***** SUPPLIED RECORDS *****
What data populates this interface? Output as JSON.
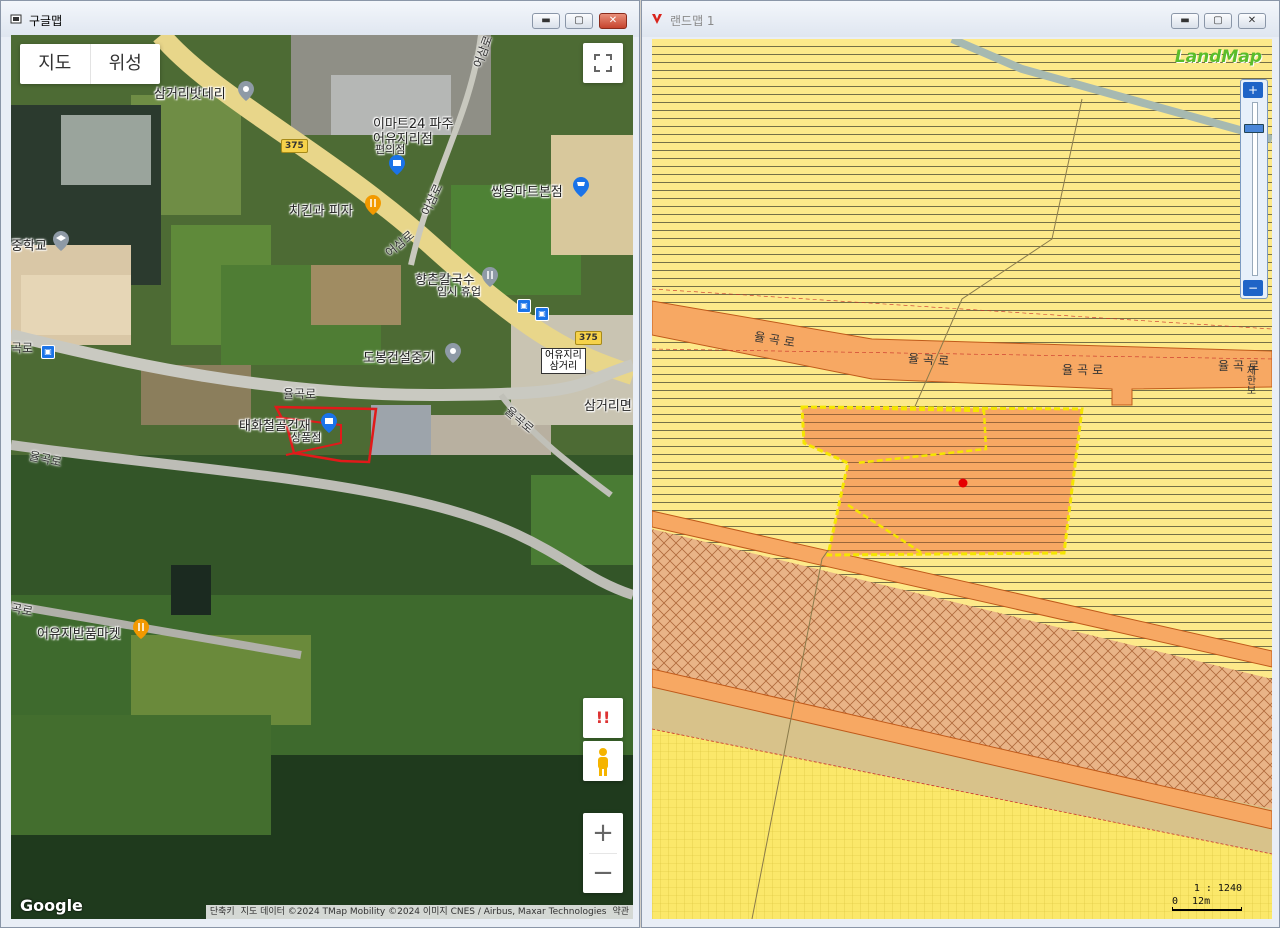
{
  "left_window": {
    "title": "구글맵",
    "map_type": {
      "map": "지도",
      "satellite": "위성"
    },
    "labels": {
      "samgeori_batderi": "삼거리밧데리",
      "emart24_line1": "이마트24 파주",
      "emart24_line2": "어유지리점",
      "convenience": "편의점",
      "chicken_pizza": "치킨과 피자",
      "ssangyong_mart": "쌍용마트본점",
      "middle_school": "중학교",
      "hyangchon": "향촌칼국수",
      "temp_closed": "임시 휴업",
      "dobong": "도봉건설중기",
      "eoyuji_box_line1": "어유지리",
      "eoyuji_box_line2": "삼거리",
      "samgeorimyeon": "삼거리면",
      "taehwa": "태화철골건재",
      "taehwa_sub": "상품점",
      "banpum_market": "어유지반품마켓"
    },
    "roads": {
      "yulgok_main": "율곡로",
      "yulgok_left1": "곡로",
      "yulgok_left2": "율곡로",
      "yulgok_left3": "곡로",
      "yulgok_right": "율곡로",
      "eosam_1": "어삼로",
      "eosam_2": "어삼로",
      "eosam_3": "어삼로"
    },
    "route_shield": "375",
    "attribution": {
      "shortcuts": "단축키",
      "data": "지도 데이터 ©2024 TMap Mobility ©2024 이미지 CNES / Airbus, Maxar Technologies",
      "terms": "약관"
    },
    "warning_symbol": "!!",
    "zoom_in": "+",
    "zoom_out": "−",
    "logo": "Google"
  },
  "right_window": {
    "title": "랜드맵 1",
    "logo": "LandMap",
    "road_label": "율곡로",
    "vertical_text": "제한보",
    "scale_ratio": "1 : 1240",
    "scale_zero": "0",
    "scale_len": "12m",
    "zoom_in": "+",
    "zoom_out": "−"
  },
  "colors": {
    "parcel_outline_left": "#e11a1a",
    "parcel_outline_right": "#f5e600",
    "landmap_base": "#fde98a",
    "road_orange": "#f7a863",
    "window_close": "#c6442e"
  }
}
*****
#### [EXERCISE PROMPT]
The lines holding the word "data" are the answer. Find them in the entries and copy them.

#### [SOLUTION TO THE EXERCISE]
What data populates this interface? Output as JSON.
      "data": "지도 데이터 ©2024 TMap Mobility ©2024 이미지 CNES / Airbus, Maxar Technologies",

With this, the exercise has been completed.